## PROBLEM TO SOLVE
Each line of the records below that holds "NMNS" should be copied out.

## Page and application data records

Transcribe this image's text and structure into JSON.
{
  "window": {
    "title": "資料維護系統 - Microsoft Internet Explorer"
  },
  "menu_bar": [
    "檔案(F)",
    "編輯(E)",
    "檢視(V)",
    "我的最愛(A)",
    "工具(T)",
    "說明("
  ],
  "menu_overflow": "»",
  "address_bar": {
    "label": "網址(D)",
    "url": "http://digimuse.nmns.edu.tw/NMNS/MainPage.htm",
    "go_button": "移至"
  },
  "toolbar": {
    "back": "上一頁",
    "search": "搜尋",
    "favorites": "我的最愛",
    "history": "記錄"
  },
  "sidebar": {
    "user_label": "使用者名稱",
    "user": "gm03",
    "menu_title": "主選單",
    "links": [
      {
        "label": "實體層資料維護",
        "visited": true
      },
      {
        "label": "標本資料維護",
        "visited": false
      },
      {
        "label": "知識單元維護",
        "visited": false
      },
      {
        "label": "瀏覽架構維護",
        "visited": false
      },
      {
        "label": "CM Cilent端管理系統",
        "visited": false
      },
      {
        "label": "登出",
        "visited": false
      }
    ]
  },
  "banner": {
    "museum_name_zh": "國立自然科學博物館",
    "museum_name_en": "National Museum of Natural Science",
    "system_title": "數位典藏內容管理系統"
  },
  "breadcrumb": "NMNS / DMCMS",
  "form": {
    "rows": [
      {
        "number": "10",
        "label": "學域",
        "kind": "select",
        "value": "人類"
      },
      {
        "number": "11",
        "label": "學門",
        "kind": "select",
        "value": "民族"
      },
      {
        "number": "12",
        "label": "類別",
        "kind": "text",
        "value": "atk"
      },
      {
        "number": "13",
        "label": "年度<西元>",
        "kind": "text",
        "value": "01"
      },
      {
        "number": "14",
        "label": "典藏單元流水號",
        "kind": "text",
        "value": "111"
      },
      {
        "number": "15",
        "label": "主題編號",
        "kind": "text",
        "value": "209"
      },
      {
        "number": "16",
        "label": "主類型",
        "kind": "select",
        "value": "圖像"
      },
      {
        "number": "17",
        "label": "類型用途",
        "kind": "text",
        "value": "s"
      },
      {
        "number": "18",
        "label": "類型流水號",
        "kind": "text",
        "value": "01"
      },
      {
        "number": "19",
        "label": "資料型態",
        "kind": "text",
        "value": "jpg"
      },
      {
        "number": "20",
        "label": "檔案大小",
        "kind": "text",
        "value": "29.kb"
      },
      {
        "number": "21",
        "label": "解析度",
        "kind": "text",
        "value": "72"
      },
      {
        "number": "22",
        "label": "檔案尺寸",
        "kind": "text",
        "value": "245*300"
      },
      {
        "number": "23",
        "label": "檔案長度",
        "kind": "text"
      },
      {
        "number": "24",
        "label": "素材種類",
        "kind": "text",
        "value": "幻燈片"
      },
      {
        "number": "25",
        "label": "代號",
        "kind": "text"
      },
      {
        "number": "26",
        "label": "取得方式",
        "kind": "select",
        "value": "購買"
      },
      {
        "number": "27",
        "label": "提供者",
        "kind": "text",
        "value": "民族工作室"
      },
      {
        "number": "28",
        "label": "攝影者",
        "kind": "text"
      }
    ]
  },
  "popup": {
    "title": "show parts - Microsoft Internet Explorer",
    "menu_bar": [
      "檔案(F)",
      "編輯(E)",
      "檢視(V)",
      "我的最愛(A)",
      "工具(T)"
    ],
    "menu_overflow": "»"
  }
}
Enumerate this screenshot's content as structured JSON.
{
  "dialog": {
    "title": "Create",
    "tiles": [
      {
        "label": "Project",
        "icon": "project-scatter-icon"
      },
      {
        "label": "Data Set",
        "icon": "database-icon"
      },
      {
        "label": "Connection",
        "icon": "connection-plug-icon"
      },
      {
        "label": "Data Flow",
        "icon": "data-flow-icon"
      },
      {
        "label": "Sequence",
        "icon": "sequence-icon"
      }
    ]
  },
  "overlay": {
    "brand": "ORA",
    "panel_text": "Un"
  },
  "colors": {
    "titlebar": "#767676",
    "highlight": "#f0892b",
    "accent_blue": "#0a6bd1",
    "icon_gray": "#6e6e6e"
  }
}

## SOLUTION TO THIS TASK
    "url": "http://digimuse.nmns.edu.tw/NMNS/MainPage.htm",
  "breadcrumb": "NMNS / DMCMS",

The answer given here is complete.